The popularization of Internet use over the past 15 years has not simply led to more and more connection to the network of networks. In addition to using the resources to which we have access thanks to this brilliant invention, many people who make regular use of social networks have experienced how their self-esteem has become connected to the public image they give online .

And if there are people who notice how their well-being or discomfort depends in part on what happens on the Internet, it is precisely because we are constantly judging those behind those Facebook, Instagram or similar profiles. Even if we don’t realize it, we generate a positive or negative emotional response to the self-referential content that others publish.

We can choose whether or not to be interested in what others think of us, but the truth is that regardless of that, wherever there is one of our publications, there will be people who value you, usually in an unreasonable way.

How we judge ourselves through the Internet

Below you can see some samples of how much you tend to judge others from just a few photos and status updates.

Positivity is better valued

It has been found that people who tend to make negative publications, such as social denouncing content or complaints about studies, tend to be less valued. However, the excess of joy in status updates and photographs generates an artificial feeling that seems to have been created to deceive others.

It should be taken into account that a person can understand a social network as a space in which to express his or her stress or to make others aware of it through criticism, without that saying much about his or her personality . Similarly, others may want to use Facebook photo albums as a collection of happy images, and that doesn’t say much about them either. However, we ignore this reflection and believe that what is on the Internet is a direct reflection of the personality, leading us to reject or accept that person.

Bragging sensitivity

We tend to be particularly sensitive to publications that can be interpreted as showing off. In fact, in general, the assessment we make of someone is more positive if the number of publications in which we talk about personal achievements and qualities is reduced.

Thus, something as innocent as celebrating that we have won a karate championship makes us be valued worse, even though this is more important to us than much other content we have published before (music videos, memes, etc.).

Instead, one sees better what has to do with opinions about events outside of oneself, or that occur around one, but which are not a direct reflection of one’s qualities. For example:
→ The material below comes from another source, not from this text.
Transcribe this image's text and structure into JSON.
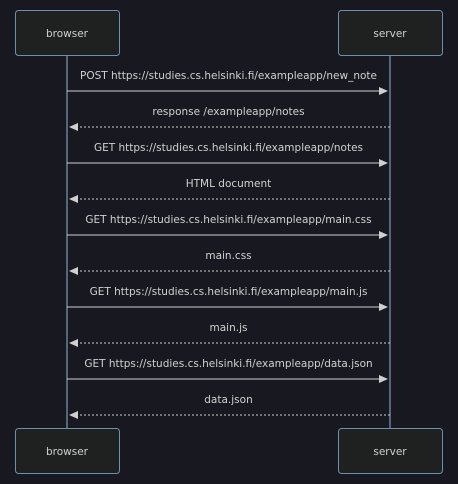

Visiting the Sagrada Familia temple in Barcelona. The facade is incredible.

Why are we so hard at valuing others on the Internet?

When we see hundreds of publications by various people on the Internet, we tend to be guided by much less rational intuitions when deciding who is worthwhile and who is not. This means that we adopt totally biased and irrational ways of thinking without being made to feel strange.

In short, we have a lot of information about the others, but it gives few details and is therefore of poor quality; therefore, our way of judging those people is also fast and lazy .

How about we use the chat more?

We have to take into account that these psychological biases when judging others through the Internet basically occur when there is no interaction: someone posts something and the other person sees it. What happens if instead of staying in that passive attitude we start conversations? In the end, a conversation in a chat room is much more like a face-to-face interaction , situations in which we are used to being more moderate when it comes to making judgments about how the other person is.

Some researchers believe that the solution to that kind of paranoia that torments many people who are afraid of causing a bad image on the Internet is simply to talk more, to show what we are like inside in a context of real-time conversation. In this way, those filters that keep us away from others start to lose their prominence; we force ourselves to spend time and a certain effort to take part in an exchange of phrases, which makes us get involved and think that if we are bothering to do that, it will be because the other person deserves that we do not rush to judgment. Chats can be spaces of fellowship in the individualistic and fragmented reality of the Internet.

Bibliographic references:

  • Scott, G. G., & Ravenscroft, K. (2017). Bragging on Facebook: The interaction of content and focus in online impression formation. Cyberpsychology, Behavior, and Social Networking, 20 (1), 58-63.
  • Walther, J. B., Van Der Heide, B., Hamel, L. M., et al. (2009). Self-generated versus other-generated statements and impressions in computer-mediated communication: A test of the warranting theory using Facebook. Communication Research, 36 , 229-252.